Everyday activities like standing up and sitting down in chair even became opportunities to work on my squat mechanics.

It took several months until I had enough ankle flexibility and foot strength to do a proper full depth squat. You can read about the entire process I went through for building arches in this guide to fix flat feet.

When I returned to squatting with weights, I did it wearing minimalist shoes. Before, I would usually work out in traditional running shoes. These not only have a raised heel, but I find the cushioning in most athletic shoes makes it difficult to feel what my feet are doing.

Now, I’m able to keep a more upright posture with squats and I feel a better connection with the ground. Hopefully, I’ve reduced some of the wear and tear on my hips and knees as well.

Important: This post is for informational and educational purposes only and should not be taken as medical or physical therapy advice.

Photo of author
James Speck
James is a physical therapist with over 20 years of experience. He created this site to share his own journey toward better arches.

Related Posts

Can Bunions Be Corrected Without Surgery?

Bunion Correction

Bunions are a common and often painful foot condition. A bunion looks like a bump ... Read more
Plantar Fasciitis Post Image

Plantar Fasciitis

The plantar fascia is a band of connective tissue that runs along the underside of ... Read more

Morton’s Toe: A Long Second Toe

If you’ve spent some on this site you may have noticed that this is how ... Read more

Ready to take the next step?

Get Your All Access Pass

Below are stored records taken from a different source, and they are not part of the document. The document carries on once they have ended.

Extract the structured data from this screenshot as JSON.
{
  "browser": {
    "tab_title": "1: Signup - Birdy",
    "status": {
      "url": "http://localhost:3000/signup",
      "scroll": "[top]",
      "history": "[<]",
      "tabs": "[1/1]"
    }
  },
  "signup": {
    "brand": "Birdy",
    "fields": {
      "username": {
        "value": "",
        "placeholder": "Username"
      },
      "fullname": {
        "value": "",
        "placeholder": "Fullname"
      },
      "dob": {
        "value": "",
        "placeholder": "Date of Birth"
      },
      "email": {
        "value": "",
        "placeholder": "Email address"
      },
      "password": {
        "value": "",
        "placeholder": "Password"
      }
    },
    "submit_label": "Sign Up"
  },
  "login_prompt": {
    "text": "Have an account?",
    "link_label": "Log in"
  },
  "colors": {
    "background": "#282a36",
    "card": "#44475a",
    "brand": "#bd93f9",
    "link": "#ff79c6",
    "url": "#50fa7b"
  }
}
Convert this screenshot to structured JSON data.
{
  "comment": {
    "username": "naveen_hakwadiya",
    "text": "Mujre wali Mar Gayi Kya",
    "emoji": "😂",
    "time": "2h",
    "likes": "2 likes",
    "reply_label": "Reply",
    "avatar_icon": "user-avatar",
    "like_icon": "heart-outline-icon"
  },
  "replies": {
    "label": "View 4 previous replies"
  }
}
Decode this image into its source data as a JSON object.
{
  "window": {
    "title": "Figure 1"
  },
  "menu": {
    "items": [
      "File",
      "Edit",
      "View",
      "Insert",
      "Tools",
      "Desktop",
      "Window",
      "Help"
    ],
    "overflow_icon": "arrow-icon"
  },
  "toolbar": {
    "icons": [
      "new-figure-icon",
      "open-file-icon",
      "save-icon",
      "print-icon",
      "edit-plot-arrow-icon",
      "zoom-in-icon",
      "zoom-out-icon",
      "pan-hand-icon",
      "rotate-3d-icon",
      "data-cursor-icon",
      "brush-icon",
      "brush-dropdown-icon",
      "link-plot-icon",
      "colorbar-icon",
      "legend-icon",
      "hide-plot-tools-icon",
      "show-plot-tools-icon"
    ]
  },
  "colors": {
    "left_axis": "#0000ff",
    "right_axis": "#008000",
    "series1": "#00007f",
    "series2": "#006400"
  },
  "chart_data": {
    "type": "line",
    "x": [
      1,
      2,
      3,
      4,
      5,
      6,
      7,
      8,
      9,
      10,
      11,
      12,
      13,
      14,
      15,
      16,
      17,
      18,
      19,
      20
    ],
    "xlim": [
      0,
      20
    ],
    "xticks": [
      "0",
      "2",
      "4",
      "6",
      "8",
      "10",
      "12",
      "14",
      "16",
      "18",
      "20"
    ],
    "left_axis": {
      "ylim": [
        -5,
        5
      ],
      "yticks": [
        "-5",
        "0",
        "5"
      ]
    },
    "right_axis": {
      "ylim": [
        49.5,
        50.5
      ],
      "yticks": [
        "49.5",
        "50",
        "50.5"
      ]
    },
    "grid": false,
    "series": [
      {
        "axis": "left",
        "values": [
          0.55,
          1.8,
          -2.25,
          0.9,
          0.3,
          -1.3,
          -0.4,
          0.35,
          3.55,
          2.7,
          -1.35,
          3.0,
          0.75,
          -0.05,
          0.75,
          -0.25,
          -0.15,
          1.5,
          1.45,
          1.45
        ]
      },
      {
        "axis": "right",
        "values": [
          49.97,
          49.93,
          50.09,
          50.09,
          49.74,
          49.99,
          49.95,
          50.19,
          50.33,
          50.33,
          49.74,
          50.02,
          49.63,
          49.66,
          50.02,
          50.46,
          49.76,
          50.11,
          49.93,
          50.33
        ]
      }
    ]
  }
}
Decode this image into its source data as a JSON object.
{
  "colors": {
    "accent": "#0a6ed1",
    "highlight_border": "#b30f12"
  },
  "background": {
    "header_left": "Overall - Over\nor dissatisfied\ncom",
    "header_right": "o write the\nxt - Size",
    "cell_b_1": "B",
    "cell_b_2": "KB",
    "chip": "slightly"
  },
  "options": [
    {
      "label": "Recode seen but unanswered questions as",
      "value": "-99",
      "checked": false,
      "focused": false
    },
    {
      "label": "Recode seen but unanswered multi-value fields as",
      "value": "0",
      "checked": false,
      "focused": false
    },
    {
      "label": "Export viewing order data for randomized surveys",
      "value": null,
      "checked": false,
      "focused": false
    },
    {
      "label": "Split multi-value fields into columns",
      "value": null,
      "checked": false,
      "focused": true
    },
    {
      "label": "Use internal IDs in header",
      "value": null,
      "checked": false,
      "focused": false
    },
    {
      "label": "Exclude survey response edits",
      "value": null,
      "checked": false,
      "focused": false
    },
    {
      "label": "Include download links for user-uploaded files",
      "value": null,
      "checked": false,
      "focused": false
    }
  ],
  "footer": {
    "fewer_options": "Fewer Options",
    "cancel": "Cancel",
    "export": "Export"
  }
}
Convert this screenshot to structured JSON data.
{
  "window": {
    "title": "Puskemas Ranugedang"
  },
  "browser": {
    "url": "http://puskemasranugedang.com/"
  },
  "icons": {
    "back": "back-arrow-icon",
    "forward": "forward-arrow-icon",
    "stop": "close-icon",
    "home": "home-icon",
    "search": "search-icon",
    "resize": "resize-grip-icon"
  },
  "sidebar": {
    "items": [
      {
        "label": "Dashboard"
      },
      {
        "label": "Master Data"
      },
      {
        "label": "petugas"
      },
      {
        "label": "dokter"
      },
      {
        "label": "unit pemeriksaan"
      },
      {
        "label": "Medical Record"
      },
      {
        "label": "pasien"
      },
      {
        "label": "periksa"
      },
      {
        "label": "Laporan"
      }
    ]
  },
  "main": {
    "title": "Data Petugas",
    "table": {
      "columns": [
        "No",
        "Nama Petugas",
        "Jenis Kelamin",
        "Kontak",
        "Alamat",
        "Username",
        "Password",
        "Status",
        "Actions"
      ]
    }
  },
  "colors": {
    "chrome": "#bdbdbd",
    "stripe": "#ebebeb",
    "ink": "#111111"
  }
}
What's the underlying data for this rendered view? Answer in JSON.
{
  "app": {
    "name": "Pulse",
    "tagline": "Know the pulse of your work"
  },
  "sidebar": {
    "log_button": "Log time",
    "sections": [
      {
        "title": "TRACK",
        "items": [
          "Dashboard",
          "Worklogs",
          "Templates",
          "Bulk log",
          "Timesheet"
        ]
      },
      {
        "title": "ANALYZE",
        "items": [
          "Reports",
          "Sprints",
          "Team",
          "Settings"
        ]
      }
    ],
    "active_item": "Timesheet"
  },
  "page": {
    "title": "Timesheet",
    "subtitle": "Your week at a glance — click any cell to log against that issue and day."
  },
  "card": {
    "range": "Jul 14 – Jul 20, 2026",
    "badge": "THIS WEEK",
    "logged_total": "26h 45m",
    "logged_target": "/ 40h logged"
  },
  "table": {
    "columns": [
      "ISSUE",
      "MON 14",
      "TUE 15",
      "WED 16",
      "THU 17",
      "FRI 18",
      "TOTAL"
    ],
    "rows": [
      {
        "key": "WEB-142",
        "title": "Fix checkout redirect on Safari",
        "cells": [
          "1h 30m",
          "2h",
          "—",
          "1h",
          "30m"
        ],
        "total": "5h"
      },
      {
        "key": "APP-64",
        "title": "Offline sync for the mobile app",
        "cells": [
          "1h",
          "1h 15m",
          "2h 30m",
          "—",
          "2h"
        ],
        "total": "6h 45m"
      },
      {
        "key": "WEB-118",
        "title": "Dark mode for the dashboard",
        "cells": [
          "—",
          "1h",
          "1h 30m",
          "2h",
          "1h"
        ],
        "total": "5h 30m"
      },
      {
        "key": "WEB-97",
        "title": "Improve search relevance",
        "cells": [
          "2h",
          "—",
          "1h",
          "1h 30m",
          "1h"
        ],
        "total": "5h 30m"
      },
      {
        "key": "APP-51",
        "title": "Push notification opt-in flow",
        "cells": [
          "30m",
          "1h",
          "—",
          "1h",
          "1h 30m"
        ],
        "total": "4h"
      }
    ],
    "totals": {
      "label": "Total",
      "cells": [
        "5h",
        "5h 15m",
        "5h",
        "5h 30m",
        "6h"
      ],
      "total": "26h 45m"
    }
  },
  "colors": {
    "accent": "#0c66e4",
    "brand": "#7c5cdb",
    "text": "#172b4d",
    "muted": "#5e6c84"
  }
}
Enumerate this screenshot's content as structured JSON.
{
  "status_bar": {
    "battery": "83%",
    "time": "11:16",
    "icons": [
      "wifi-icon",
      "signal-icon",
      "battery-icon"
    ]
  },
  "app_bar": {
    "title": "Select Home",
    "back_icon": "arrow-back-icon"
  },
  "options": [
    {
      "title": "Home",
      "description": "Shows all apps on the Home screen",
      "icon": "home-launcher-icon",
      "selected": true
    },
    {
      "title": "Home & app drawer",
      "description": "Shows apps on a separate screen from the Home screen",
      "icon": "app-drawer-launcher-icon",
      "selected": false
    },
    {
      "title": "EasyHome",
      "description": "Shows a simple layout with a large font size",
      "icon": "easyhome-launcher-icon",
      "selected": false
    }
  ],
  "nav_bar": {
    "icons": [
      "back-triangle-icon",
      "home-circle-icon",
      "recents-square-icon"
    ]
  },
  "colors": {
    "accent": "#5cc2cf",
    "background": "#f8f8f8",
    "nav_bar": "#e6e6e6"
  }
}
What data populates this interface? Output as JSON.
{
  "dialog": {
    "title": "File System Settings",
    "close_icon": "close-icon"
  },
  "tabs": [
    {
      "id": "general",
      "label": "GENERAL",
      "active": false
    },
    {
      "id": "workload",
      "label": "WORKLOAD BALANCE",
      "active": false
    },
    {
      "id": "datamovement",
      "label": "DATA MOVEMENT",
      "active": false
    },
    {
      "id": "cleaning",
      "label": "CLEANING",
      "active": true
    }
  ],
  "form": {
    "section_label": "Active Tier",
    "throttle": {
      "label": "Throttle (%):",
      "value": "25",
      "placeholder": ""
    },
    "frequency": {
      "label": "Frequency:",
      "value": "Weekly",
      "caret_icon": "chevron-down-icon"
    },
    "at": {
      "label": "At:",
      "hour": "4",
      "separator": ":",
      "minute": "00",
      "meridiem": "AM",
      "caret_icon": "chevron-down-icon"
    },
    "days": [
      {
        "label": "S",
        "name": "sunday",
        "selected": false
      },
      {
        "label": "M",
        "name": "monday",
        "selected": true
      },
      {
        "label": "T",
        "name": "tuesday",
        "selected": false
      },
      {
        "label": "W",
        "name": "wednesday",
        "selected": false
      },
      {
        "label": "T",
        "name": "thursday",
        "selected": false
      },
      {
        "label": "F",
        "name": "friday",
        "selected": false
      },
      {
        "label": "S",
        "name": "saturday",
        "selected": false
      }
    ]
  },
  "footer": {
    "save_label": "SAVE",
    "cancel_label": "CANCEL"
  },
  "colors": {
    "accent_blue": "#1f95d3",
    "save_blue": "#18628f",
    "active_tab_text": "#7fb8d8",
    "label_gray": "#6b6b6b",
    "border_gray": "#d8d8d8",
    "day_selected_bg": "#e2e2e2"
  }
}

Membership gives you access to comprehensive guides, routines, and instructive videos for my flat foot correction program.